Legal Issues in Business
June 01, 2013
Thanks in part to Don Willets and his local health food products business investing heavily in Scuppernong grapes, and the New York Times writing an article praising the anti-oxidant qualities of Scuppernongs grapes, the demand for Scuppernong products have skyrocketed nationwide. Demand is so high that orders for the grapes far exceed the ability to actually meet those demands. A company in Connecticut has offered to pay twice the going rate for Scuppernong products but the offer also requires an output contract to be part of the deal. The contract with the Connecticut company will essentially leave Willets and his local company out to dry. Because of the business relationship that Willets and the church member have shared, but more importantly the personal nature of their relationship and how they started business between one another, the church member felt that he should inform him of the contract he was about to sign as well as steer him in the direction of other reputable suppliers in the area. Willets did not take well to this and informed the church member that he expects him to continue to supply him with all the products he needs, when he needs them, and at the prices he has always paid per the requirements contract between their businesses as well as in accord with the implied duty of good faith and fair dealing that have evolved based on our ongoing business relationship.
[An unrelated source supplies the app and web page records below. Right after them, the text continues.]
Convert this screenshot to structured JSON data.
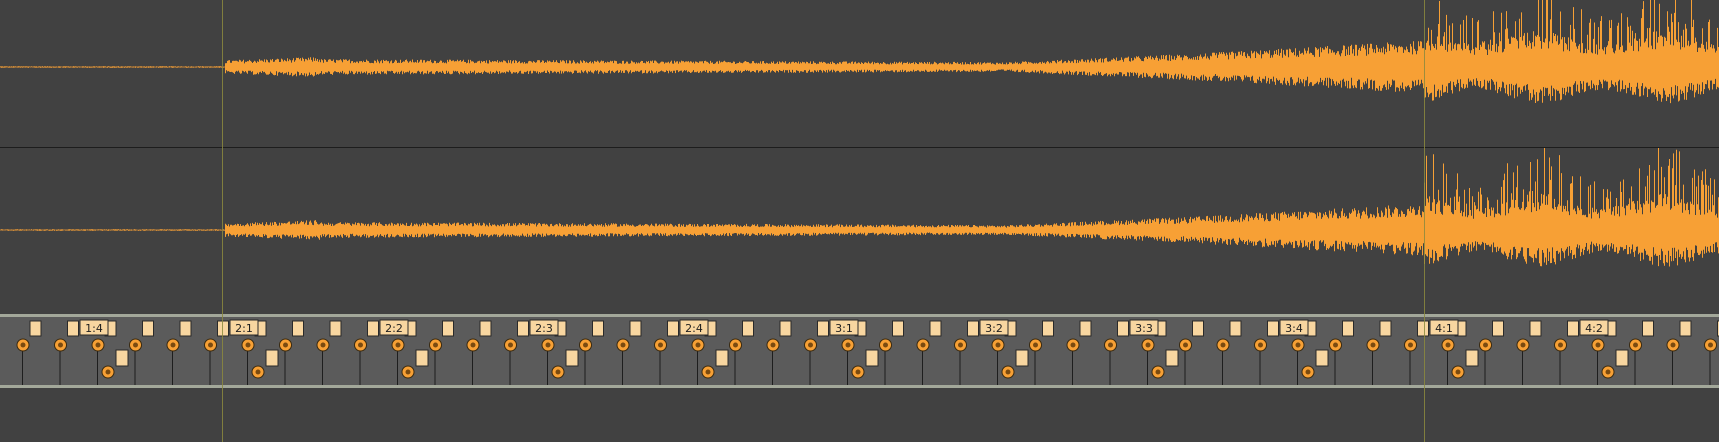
{
  "colors": {
    "background": "#404040",
    "waveform": "#f7a035",
    "marker_fill": "#f8d6a0",
    "strip": "#5b5b5b",
    "guide_line": "#8c8a3e"
  },
  "warp_strip": {
    "beat_labels": [
      "1:4",
      "2:1",
      "2:2",
      "2:3",
      "2:4",
      "3:1",
      "3:2",
      "3:3",
      "3:4",
      "4:1",
      "4:2"
    ]
  }
}
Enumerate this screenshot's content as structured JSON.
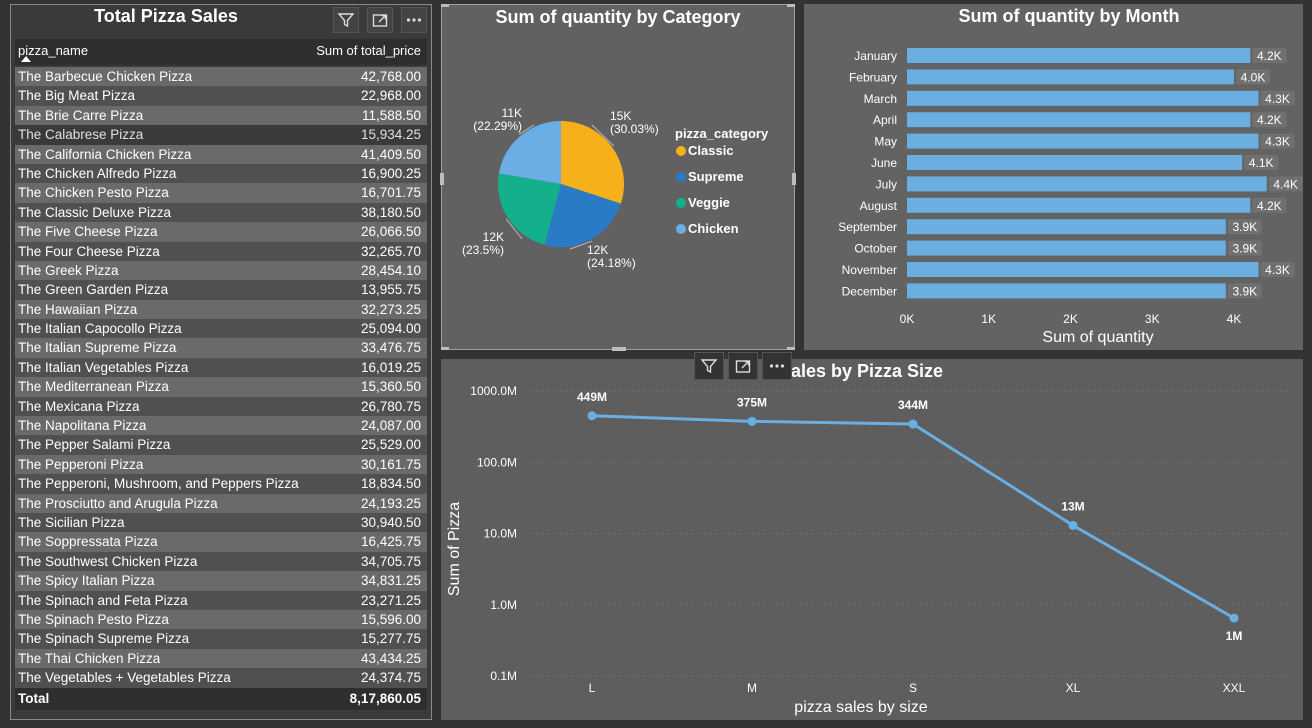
{
  "table": {
    "title": "Total Pizza Sales",
    "col_name": "pizza_name",
    "col_value": "Sum of total_price",
    "rows": [
      {
        "name": "The Barbecue Chicken Pizza",
        "value": "42,768.00"
      },
      {
        "name": "The Big Meat Pizza",
        "value": "22,968.00"
      },
      {
        "name": "The Brie Carre Pizza",
        "value": "11,588.50"
      },
      {
        "name": "The Calabrese Pizza",
        "value": "15,934.25"
      },
      {
        "name": "The California Chicken Pizza",
        "value": "41,409.50"
      },
      {
        "name": "The Chicken Alfredo Pizza",
        "value": "16,900.25"
      },
      {
        "name": "The Chicken Pesto Pizza",
        "value": "16,701.75"
      },
      {
        "name": "The Classic Deluxe Pizza",
        "value": "38,180.50"
      },
      {
        "name": "The Five Cheese Pizza",
        "value": "26,066.50"
      },
      {
        "name": "The Four Cheese Pizza",
        "value": "32,265.70"
      },
      {
        "name": "The Greek Pizza",
        "value": "28,454.10"
      },
      {
        "name": "The Green Garden Pizza",
        "value": "13,955.75"
      },
      {
        "name": "The Hawaiian Pizza",
        "value": "32,273.25"
      },
      {
        "name": "The Italian Capocollo Pizza",
        "value": "25,094.00"
      },
      {
        "name": "The Italian Supreme Pizza",
        "value": "33,476.75"
      },
      {
        "name": "The Italian Vegetables Pizza",
        "value": "16,019.25"
      },
      {
        "name": "The Mediterranean Pizza",
        "value": "15,360.50"
      },
      {
        "name": "The Mexicana Pizza",
        "value": "26,780.75"
      },
      {
        "name": "The Napolitana Pizza",
        "value": "24,087.00"
      },
      {
        "name": "The Pepper Salami Pizza",
        "value": "25,529.00"
      },
      {
        "name": "The Pepperoni Pizza",
        "value": "30,161.75"
      },
      {
        "name": "The Pepperoni, Mushroom, and Peppers Pizza",
        "value": "18,834.50"
      },
      {
        "name": "The Prosciutto and Arugula Pizza",
        "value": "24,193.25"
      },
      {
        "name": "The Sicilian Pizza",
        "value": "30,940.50"
      },
      {
        "name": "The Soppressata Pizza",
        "value": "16,425.75"
      },
      {
        "name": "The Southwest Chicken Pizza",
        "value": "34,705.75"
      },
      {
        "name": "The Spicy Italian Pizza",
        "value": "34,831.25"
      },
      {
        "name": "The Spinach and Feta Pizza",
        "value": "23,271.25"
      },
      {
        "name": "The Spinach Pesto Pizza",
        "value": "15,596.00"
      },
      {
        "name": "The Spinach Supreme Pizza",
        "value": "15,277.75"
      },
      {
        "name": "The Thai Chicken Pizza",
        "value": "43,434.25"
      },
      {
        "name": "The Vegetables + Vegetables Pizza",
        "value": "24,374.75"
      }
    ],
    "total_label": "Total",
    "total_value": "8,17,860.05"
  },
  "toolbar": {
    "filter_icon": "filter-icon",
    "focus_icon": "focus-mode-icon",
    "more_icon": "more-options-icon"
  },
  "colors": {
    "classic": "#f6b11a",
    "supreme": "#2a7bc6",
    "veggie": "#14b08c",
    "chicken": "#6baee6",
    "bar": "#6aaee2",
    "line": "#6aaee2"
  },
  "chart_data": [
    {
      "type": "pie",
      "title": "Sum of quantity by Category",
      "legend_title": "pizza_category",
      "legend_position": "right",
      "categories": [
        "Classic",
        "Supreme",
        "Veggie",
        "Chicken"
      ],
      "values": [
        15000,
        12000,
        12000,
        11000
      ],
      "labels": [
        [
          "15K",
          "(30.03%)"
        ],
        [
          "12K",
          "(24.18%)"
        ],
        [
          "12K",
          "(23.5%)"
        ],
        [
          "11K",
          "(22.29%)"
        ]
      ],
      "percent": [
        30.03,
        24.18,
        23.5,
        22.29
      ]
    },
    {
      "type": "bar",
      "orientation": "horizontal",
      "title": "Sum of quantity by Month",
      "categories": [
        "January",
        "February",
        "March",
        "April",
        "May",
        "June",
        "July",
        "August",
        "September",
        "October",
        "November",
        "December"
      ],
      "values": [
        4200,
        4000,
        4300,
        4200,
        4300,
        4100,
        4400,
        4200,
        3900,
        3900,
        4300,
        3900
      ],
      "data_labels": [
        "4.2K",
        "4.0K",
        "4.3K",
        "4.2K",
        "4.3K",
        "4.1K",
        "4.4K",
        "4.2K",
        "3.9K",
        "3.9K",
        "4.3K",
        "3.9K"
      ],
      "xlabel": "Sum of quantity",
      "xticks": [
        "0K",
        "1K",
        "2K",
        "3K",
        "4K"
      ],
      "xlim": [
        0,
        4600
      ],
      "grid": false
    },
    {
      "type": "line",
      "title": "Sales by Pizza Size",
      "title_visible": "Sales by Pizza Size",
      "categories": [
        "L",
        "M",
        "S",
        "XL",
        "XXL"
      ],
      "values": [
        449000000,
        375000000,
        344000000,
        13000000,
        650000
      ],
      "data_labels": [
        "449M",
        "375M",
        "344M",
        "13M",
        "1M"
      ],
      "xlabel": "pizza sales by size",
      "ylabel": "Sum of Pizza",
      "yscale": "log",
      "yticks": [
        "1000.0M",
        "100.0M",
        "10.0M",
        "1.0M",
        "0.1M"
      ],
      "ylim": [
        100000,
        1000000000
      ],
      "grid": true
    }
  ]
}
The requirements contract he referred to is a contract that he coerced the church member’s 17 year old son to sign without his knowledge.
In light of all these facts, the church member should not continue to do with business with Don and should brace himself for any legal action he would bring against him. Willets can claim for breach of implied covenant of good faith and fair dealing. however the contract that exists between his company and the church member’s...